Interview with Buzz Magazine
I was recently contacted by a guy who is creating a new student magazine called ‘Buzz’ who required an interview with a cartoonist. I thought I’d share it…
Q1) Tell us something about yourself ?
I’m Jamie Sale, 24, and I’m a professional freelance cartoonist from Essex. I’ve been drawing cartoons since the age of
toddler and turned pro in 2006 when I uploaded my first site and made my first pennies.
Q2) Why did you choose Cartoon Artist as a career ?
It was the only thing I did from a young age that impressed people and made them laugh. Plus I’ve always enjoyed drawing cartoons. I think it’s such a bonus to have a job that you enjoy and don’t dread going to in the mornings.
Q3) What skills should a Cartoon Artist possess?
Most people would probably think; drawing skills. However, I don’t think that’s entirely necessary. I don’t think you need to be able to draw cartoons that well to be successful as a cartoonist. Some of the best cartoons/ comics are drawn very simply (Charlie Brown) but the writing in is brilliant. Chares Shultz who created Charlie Brown is a great example of this. I think it’s important for a cartoonist to have a great arsenal of gags and one-liners and ideas they can put across in the form of a simple cartoon.

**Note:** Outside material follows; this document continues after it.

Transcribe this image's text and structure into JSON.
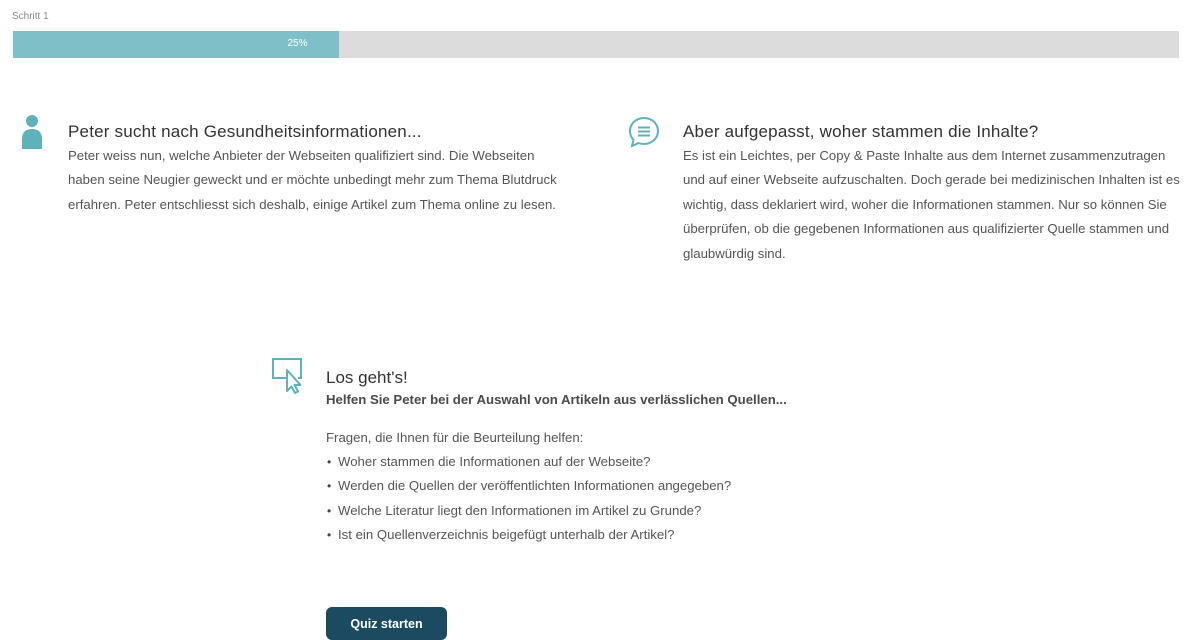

On the other hand, I don’t possess these fabulous writing skills so much more emphasis is based on the quality of my drawings. So I guess it depends what kind of cartoonist you wish to be.
Q4) What are the inspirations for your Cartoon ?
Well, I grew up watching Looney Tunes, The Simpsons and all sorts. Google ‘cartoons from the 90’s’ and you will find most of what I watched as a kid there. Mostly, I copied the Simpsons, and I think that is the most noticeable in my work than any other influences.
Q5) What kind of training is required to become a Cartoon Artist ?
No training, just practice.
Q6) How many hours of practice is needed everyday ?
I don’t think you need to specify an amount of time. I think it should be done as and when you want to.
Q7) What is the relevance of Cartoon in this day and age ?
I think cartoons still have a huge relevance today. Possibly more than they did 50 years ago.
Ultimately, children love cartoons. So it will always have an audience from them. And the 31st most highest rated film of all time (as rated by IMDB users at the time of writing (most of whom are adults)) is Toy Story 3, which is closely followed by WALL-E at number 48. There are many more in the top 250. Disney Pixar and Dreamworks films are always massive hits at the box office.
Unfortunately, we’ve also seen negative impact that cartoons can have. Such as the impact of those cartoons printed in the Danish newspaper ‘Jyllands-Posten’, when they printed several cartoons that offended Muslims all over the world. One of the cartoons depicted Allah with a bomb in his turban. Lives were lost because of these cartoons and it was described as Denmark’s worst crisis since World War II. The Muslim world will have hostilities towards Denmark for some time yet. All because of simple little cartoons.
Q8) What job opportunities are there for a Cartoon Artist ?
That’s a tough one. There are plenty. But there are also plenty of cartoonists out there who want the work. It’s a very competitive market.
Q9) How is Cartoon art different from other art forms ?
For me, you can convey a message much easier with cartoons than with most other forms of art. This probably due to speech bubbles and such. But a cartoon is defined as a humorous or funny drawing, whereas, there isn’t usually too much humor in art.
Q10) What do you do when you are not working ?
I do work a hell of a lot, so I guess unwinding would be the answer to that one. Well I quite like to play sports such as football (or soccer depending on your nationality) and watch football (keen Arsenal supporter here) I like to go on holiday as much as I can with my wife Clare but I need to work even more for that to be possible.
Q11) What is your message for young Cartoonists ?
Funnily enough, I’m writing a book at the moment with a pre-title of ‘How To Draw Cartoons’ (Describes the book pretty well I think) It is aimed at helping youngsters who wish to draw cartoons and give them advice for the biz. I’ve included a couple of quotes from my book which I find most relevant…
“If you want to establish yourself in the world of cartoons, start small. When I say small, I mean set yourself up a basic portfolio online and advertise who you are and what you do. Even start up a Facebook page or campaign. Get people to follow you on Twitter, or better yet, start a blog cataloguing your work. Update them as much as you can.”
“One thing is for certain in this business. You will get rejected. No doubts. Trust me, it will happen at some stage. It happens to everyone. You can’t send off 20 portfolios to various companies and expect to hear back from all of them. In fact, you may not hear back from any of them. It’s just the way the cookie crumbles, I’m afraid. You have just got to keep putting yourself out there. It’s happened to me a lot. Just don’t give up!”
My book should be available in the next few months. You can find info on it and keep updated on my blog at https://www.jamiesale-cartoonist.com/blog/